Start of DATASET CONTENT

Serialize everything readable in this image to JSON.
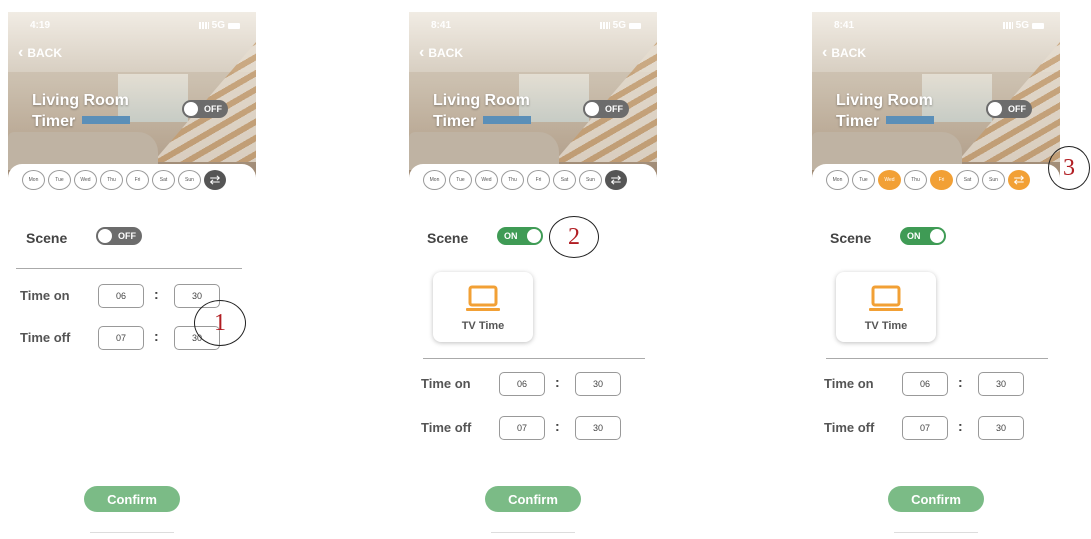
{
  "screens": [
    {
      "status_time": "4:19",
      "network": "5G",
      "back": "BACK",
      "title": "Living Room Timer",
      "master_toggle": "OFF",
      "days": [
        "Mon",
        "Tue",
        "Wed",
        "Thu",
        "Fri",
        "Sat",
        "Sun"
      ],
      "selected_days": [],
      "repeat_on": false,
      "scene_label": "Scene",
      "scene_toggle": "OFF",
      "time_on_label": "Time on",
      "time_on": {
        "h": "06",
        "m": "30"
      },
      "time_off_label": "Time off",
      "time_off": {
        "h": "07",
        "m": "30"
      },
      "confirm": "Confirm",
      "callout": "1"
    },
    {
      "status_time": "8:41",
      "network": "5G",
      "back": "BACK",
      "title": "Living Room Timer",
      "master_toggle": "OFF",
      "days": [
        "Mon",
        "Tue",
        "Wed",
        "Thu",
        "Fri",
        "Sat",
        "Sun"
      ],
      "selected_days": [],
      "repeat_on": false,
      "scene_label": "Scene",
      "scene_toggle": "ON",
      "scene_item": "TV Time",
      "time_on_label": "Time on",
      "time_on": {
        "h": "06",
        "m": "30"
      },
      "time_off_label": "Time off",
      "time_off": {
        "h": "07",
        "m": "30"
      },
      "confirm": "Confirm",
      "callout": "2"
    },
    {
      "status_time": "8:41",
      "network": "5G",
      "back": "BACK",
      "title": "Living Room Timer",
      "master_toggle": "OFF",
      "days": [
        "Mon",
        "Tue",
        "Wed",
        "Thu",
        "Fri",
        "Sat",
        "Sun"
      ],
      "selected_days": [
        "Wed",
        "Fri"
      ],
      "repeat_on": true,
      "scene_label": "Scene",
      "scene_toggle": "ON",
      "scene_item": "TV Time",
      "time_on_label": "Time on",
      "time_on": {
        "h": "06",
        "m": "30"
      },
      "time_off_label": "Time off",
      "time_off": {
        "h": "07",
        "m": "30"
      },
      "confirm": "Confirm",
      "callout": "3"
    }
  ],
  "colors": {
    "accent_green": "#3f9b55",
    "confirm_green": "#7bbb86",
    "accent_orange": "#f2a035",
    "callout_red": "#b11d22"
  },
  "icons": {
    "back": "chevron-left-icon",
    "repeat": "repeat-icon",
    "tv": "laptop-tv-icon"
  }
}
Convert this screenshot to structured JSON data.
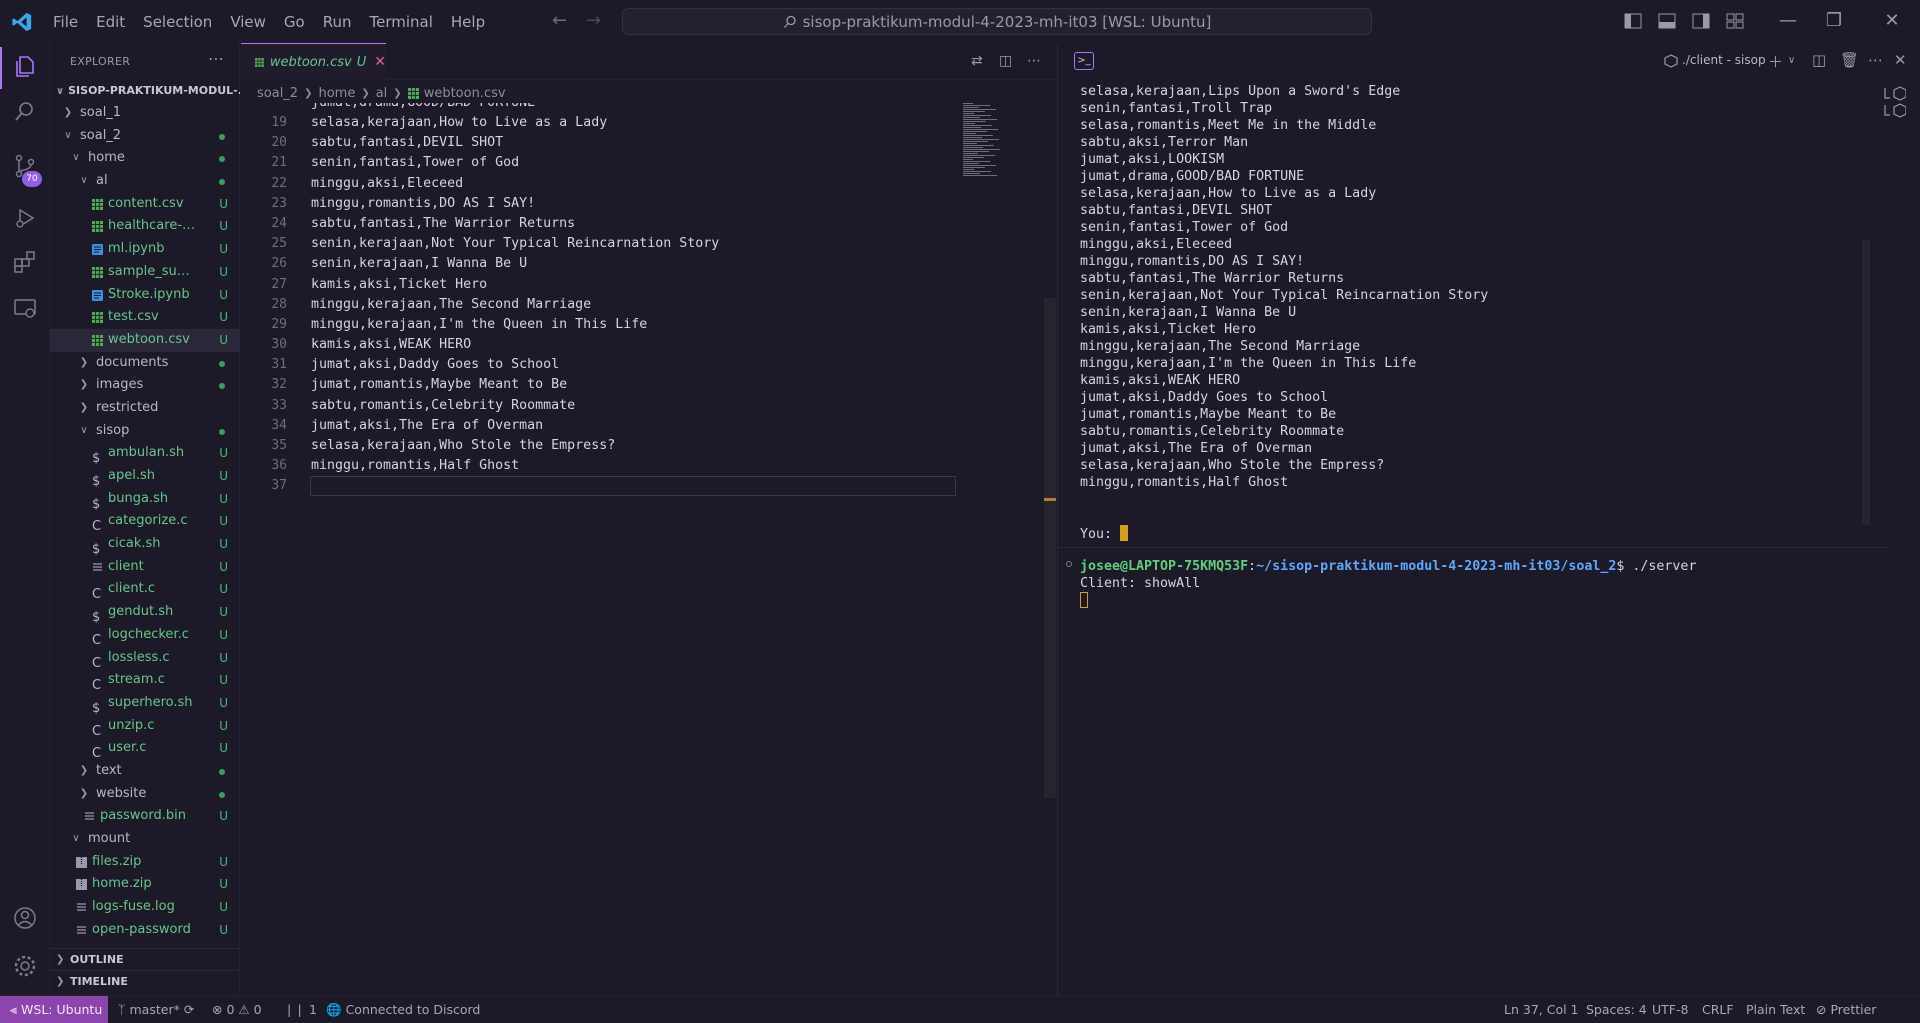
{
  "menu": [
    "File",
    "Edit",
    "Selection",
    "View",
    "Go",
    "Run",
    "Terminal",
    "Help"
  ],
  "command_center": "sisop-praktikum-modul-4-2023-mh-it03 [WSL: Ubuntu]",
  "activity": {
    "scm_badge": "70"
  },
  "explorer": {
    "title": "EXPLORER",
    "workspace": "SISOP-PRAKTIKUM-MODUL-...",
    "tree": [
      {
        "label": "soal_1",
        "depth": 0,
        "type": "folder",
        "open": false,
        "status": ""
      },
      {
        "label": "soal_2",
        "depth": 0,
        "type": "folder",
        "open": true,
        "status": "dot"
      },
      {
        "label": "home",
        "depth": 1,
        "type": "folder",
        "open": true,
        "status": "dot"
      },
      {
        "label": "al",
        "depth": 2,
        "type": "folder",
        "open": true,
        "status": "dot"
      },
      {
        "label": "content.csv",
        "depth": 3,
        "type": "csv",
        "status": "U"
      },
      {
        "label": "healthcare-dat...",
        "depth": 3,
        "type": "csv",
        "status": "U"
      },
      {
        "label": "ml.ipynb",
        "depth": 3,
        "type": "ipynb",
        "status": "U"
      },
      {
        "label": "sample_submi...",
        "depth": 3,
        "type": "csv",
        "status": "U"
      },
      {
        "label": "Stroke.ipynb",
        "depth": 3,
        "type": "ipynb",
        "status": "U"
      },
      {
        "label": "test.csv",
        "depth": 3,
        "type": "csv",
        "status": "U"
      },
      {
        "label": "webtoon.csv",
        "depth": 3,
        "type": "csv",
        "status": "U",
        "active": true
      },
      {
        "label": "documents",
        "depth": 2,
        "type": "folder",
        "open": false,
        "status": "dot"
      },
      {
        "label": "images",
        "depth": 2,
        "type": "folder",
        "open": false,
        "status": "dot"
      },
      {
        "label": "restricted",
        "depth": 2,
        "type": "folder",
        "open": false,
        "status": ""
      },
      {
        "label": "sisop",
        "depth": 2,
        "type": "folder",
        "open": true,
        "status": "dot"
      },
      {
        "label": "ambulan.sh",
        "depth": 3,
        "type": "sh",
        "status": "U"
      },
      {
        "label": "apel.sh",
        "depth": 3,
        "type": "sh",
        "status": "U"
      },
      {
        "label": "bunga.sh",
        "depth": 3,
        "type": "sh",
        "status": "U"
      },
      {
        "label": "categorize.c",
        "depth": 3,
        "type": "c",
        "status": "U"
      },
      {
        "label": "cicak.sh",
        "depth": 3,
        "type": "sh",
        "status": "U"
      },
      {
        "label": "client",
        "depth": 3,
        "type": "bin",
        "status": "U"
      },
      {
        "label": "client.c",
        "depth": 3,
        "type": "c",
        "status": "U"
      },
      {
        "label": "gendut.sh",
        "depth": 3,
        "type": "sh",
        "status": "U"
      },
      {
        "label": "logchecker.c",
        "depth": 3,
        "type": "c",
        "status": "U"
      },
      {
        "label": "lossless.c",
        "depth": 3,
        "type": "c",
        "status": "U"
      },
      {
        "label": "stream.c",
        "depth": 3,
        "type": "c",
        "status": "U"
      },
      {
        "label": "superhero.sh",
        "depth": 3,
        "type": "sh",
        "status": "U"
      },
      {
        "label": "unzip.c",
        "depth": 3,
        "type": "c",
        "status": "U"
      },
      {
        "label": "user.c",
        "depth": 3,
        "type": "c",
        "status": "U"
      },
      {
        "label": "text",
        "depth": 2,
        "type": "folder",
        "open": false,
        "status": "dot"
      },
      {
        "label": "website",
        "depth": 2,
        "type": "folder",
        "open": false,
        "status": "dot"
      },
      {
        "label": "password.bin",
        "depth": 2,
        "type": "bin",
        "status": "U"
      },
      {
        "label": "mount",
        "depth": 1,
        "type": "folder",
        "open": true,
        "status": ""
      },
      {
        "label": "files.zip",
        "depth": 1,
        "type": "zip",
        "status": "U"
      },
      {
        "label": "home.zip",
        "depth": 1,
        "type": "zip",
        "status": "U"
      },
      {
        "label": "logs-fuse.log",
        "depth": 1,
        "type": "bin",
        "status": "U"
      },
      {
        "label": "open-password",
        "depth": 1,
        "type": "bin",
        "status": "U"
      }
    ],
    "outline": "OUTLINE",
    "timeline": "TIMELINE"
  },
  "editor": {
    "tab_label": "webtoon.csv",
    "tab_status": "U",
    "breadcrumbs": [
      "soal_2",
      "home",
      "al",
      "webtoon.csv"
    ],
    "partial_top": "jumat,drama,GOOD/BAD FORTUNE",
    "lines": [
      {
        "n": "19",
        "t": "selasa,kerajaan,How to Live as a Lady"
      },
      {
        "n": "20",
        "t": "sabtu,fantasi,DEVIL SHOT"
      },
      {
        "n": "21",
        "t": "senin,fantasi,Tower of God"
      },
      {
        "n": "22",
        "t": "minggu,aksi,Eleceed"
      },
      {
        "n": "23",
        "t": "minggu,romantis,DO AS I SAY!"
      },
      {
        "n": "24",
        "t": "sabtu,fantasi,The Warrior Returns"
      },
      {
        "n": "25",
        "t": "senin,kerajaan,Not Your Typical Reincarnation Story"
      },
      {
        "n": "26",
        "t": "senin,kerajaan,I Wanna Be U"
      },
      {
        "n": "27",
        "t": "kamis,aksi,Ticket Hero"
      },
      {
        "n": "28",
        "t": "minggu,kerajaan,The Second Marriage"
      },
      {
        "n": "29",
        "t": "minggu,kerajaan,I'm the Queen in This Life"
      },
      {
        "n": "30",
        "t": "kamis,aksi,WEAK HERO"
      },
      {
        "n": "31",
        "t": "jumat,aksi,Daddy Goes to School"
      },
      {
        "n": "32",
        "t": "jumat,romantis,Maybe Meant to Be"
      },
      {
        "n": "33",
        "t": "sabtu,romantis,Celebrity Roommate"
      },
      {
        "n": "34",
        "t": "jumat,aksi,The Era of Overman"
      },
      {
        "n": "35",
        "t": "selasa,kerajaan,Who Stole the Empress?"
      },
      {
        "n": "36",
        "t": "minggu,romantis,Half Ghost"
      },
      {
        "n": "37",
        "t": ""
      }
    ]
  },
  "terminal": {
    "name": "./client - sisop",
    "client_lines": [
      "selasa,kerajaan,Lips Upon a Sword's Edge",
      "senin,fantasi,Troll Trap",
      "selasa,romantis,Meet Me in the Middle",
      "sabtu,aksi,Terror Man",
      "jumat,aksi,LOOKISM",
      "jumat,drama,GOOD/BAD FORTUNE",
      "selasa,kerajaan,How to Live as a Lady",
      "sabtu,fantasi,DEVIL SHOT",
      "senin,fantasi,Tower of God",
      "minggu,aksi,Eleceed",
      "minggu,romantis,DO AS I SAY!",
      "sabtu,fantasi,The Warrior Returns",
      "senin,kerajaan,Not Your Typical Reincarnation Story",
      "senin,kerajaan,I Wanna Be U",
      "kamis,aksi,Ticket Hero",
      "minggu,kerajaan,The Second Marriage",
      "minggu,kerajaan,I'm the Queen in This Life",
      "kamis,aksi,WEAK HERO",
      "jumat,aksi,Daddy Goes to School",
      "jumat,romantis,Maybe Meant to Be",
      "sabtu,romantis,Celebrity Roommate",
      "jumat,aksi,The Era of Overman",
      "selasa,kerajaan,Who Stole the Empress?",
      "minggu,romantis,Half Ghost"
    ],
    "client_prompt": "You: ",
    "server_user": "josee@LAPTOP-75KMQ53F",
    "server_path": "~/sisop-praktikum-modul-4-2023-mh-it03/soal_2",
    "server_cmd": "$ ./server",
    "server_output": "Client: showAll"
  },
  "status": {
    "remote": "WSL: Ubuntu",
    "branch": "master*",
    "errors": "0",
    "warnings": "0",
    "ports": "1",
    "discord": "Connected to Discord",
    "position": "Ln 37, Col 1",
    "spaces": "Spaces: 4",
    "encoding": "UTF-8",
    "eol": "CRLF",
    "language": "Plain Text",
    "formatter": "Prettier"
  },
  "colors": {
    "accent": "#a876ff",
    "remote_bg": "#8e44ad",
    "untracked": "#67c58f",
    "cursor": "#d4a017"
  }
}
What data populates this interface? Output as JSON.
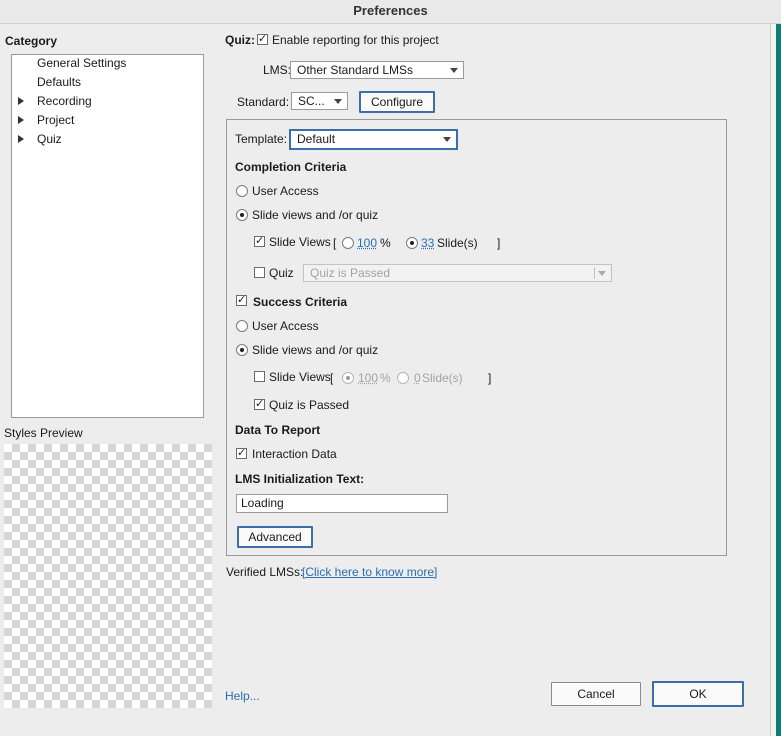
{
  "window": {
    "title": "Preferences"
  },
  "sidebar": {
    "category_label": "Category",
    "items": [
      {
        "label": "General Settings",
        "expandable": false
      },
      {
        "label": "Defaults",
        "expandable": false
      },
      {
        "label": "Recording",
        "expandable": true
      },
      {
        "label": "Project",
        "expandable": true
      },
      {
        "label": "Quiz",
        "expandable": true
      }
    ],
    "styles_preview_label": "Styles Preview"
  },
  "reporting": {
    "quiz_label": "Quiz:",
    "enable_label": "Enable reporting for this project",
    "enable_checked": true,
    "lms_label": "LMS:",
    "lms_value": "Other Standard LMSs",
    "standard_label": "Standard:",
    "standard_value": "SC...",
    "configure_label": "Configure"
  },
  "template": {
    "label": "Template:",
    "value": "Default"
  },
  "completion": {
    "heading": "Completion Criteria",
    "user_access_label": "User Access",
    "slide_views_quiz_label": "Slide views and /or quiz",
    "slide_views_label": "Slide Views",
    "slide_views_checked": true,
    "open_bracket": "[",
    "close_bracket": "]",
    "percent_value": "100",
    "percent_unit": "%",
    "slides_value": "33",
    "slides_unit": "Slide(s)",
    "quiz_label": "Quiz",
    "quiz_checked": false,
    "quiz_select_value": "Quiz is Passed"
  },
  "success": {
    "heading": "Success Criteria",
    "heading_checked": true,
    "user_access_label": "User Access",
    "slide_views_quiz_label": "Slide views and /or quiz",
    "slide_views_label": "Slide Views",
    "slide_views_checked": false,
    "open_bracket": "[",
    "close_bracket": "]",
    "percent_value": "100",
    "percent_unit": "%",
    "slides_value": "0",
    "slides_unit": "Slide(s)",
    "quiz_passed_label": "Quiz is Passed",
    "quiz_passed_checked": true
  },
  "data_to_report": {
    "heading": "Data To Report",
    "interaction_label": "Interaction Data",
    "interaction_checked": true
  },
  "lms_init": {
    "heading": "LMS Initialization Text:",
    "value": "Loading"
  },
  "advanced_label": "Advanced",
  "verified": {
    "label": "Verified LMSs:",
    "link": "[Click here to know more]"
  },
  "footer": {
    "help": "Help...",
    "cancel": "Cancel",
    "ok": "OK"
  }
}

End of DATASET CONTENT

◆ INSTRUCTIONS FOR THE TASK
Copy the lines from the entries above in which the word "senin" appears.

◆ FINISHED TASK
        "t": "senin,fantasi,Tower of God"
        "t": "senin,kerajaan,Not Your Typical Reincarnation Story"
        "t": "senin,kerajaan,I Wanna Be U"
      "senin,fantasi,Troll Trap",
      "senin,fantasi,Tower of God",
      "senin,kerajaan,Not Your Typical Reincarnation Story",
      "senin,kerajaan,I Wanna Be U",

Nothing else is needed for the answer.